=== Begin Enclosure ===
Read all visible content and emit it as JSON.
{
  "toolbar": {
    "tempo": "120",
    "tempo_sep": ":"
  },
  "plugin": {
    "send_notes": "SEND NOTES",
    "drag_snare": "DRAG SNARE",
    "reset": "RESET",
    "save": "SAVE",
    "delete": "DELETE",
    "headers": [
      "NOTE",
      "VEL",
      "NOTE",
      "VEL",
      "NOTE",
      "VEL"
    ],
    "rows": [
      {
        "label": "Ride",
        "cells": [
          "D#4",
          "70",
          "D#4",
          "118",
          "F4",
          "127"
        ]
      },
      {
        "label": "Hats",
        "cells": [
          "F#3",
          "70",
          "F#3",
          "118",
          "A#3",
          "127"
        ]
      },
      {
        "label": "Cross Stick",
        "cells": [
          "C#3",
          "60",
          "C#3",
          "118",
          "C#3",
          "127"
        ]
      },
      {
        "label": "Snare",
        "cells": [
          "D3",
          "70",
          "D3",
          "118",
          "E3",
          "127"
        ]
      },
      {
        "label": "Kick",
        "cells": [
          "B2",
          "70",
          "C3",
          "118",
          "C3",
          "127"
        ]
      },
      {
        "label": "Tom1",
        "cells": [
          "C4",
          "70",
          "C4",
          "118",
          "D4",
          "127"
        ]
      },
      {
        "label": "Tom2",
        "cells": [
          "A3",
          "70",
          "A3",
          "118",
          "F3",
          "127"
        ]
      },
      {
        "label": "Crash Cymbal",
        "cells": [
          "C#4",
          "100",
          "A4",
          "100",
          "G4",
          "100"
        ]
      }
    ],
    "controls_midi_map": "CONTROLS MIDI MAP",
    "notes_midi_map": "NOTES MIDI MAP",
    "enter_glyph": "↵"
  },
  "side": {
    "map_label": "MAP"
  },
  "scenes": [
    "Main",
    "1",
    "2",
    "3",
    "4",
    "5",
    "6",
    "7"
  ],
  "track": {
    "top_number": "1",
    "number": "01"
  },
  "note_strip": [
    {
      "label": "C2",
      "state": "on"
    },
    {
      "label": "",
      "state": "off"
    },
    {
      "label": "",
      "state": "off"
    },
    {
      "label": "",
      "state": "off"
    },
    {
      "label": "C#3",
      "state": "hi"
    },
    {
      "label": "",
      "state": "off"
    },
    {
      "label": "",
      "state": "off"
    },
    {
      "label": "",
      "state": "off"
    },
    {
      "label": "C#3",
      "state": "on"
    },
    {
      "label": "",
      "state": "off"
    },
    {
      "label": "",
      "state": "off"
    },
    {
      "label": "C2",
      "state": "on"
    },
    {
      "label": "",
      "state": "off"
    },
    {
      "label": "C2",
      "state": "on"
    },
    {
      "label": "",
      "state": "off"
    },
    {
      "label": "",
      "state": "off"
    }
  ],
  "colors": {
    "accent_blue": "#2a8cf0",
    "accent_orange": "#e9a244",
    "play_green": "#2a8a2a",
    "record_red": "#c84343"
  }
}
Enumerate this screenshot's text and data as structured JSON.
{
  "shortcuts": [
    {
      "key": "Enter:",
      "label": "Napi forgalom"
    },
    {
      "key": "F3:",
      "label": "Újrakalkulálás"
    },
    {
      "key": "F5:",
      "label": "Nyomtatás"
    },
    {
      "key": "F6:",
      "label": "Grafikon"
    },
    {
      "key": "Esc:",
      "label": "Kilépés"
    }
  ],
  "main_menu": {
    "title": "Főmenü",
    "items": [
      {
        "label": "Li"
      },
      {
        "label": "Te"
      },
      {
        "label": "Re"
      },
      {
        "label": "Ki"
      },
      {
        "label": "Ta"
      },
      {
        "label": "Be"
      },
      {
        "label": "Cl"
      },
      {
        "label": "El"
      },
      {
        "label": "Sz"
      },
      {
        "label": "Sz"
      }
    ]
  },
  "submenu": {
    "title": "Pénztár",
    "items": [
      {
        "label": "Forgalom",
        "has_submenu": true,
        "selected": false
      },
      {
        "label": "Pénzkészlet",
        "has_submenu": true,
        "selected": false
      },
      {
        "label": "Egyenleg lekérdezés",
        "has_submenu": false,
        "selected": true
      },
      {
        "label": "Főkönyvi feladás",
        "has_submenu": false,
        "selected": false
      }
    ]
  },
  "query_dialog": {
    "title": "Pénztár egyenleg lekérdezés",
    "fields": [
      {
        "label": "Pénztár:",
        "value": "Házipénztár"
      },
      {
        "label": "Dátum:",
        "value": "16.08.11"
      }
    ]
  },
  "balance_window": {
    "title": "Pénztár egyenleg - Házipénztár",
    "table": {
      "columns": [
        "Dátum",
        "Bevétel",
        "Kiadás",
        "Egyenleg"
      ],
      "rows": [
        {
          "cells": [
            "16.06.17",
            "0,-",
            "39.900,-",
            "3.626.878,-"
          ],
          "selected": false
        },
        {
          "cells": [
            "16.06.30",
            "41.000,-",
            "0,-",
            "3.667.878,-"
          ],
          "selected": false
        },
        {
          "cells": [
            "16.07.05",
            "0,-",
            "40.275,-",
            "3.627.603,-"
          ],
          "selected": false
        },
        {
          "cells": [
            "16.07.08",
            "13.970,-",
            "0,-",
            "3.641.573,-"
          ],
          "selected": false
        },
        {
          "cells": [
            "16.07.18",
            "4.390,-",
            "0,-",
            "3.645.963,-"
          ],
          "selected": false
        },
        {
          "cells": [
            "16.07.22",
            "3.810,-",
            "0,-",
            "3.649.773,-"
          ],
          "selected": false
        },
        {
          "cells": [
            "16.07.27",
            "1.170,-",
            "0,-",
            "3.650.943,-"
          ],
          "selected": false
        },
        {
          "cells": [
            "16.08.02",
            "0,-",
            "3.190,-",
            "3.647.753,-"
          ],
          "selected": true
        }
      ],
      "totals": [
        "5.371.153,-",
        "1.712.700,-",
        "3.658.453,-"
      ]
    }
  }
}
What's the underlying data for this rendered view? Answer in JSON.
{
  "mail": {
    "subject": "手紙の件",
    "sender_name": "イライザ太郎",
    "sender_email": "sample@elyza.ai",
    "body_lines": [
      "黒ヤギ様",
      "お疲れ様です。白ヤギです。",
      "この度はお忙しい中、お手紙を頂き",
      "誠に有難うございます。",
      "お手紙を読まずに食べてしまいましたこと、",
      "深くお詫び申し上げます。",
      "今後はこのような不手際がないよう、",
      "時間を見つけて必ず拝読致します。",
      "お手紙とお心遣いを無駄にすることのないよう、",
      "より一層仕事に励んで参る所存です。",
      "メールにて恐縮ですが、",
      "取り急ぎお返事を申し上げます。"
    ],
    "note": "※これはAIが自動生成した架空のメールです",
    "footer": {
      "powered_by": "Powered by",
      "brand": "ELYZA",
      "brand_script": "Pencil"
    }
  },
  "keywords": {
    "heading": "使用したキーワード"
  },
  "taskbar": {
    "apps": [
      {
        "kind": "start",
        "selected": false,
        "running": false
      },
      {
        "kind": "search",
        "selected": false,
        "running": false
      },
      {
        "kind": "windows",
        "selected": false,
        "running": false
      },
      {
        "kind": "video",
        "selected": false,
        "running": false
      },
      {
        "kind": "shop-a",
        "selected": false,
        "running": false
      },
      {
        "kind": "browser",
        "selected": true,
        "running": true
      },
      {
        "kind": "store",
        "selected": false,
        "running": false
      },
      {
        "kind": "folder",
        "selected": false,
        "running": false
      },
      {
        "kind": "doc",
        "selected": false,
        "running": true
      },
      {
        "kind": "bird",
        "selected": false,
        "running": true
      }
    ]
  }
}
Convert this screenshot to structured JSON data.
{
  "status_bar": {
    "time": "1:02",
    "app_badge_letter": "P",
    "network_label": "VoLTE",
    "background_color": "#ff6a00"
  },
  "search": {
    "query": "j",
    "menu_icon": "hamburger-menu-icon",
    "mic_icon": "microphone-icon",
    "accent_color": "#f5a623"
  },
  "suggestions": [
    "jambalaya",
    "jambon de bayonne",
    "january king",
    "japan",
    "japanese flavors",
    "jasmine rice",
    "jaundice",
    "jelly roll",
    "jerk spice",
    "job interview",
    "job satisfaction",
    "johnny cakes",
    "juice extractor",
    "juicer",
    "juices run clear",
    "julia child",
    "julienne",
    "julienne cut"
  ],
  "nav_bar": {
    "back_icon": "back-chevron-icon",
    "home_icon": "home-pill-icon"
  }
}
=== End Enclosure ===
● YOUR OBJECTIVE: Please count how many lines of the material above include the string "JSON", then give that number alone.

● YOUR SOLUTION: 4